[Interface dataset entries]
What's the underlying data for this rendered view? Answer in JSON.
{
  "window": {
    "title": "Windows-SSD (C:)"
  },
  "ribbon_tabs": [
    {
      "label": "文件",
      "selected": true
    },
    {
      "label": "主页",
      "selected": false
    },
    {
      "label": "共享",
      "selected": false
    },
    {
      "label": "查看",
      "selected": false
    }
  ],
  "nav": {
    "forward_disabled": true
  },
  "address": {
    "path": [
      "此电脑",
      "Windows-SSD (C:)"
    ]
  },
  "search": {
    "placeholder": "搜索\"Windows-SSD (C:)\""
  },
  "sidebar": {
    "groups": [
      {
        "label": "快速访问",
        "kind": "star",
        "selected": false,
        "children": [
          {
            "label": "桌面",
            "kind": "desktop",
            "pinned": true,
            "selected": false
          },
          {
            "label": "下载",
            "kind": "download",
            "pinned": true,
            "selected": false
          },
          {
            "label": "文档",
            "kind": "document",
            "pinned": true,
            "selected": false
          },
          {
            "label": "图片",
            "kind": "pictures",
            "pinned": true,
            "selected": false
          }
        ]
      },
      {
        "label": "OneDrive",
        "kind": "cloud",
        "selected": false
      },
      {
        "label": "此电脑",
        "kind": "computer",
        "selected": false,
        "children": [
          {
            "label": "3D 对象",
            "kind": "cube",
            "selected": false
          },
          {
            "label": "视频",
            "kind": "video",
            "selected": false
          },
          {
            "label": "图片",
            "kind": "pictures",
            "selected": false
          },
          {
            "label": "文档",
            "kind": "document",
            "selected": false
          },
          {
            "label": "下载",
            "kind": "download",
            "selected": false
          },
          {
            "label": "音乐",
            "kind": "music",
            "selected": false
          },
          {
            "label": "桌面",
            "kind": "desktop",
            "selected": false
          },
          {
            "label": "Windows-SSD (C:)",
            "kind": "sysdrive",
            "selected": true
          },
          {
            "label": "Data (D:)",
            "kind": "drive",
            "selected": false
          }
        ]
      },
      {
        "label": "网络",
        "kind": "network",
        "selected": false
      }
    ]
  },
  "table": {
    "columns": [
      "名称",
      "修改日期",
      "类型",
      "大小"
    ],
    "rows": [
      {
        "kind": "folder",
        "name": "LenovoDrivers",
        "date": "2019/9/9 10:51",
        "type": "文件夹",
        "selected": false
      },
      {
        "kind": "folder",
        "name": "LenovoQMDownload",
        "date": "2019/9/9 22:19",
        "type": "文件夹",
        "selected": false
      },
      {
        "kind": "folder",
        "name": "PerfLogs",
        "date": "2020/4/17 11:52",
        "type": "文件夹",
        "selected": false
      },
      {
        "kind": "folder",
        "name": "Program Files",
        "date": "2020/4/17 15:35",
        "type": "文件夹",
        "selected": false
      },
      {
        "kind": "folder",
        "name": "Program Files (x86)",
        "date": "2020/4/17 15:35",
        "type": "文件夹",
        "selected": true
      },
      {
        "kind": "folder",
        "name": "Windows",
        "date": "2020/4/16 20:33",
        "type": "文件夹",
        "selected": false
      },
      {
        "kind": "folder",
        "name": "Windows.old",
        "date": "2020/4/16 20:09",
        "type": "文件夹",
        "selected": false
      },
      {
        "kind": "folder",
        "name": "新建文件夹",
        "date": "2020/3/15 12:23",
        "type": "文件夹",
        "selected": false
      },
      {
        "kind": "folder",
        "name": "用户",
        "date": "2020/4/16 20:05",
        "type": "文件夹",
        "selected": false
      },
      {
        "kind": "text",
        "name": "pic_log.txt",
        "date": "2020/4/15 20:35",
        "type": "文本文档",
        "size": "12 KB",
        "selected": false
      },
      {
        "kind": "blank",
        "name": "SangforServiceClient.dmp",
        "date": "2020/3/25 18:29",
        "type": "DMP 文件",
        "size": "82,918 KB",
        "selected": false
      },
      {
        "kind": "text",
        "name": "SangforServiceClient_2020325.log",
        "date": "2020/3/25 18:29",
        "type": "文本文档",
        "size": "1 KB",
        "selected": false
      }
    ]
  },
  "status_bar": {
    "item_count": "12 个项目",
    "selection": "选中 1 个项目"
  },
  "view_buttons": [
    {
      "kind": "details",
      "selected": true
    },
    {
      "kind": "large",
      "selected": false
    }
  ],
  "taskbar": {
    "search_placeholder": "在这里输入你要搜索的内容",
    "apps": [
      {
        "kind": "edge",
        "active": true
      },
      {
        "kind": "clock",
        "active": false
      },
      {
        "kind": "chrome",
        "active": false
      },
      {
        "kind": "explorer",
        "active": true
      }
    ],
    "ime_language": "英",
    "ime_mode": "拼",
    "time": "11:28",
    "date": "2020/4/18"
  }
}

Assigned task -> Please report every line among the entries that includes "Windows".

Result below ->
    "title": "Windows-SSD (C:)"
      "Windows-SSD (C:)"
    "placeholder": "搜索\"Windows-SSD (C:)\""
            "label": "Windows-SSD (C:)",
        "name": "Windows",
        "name": "Windows.old",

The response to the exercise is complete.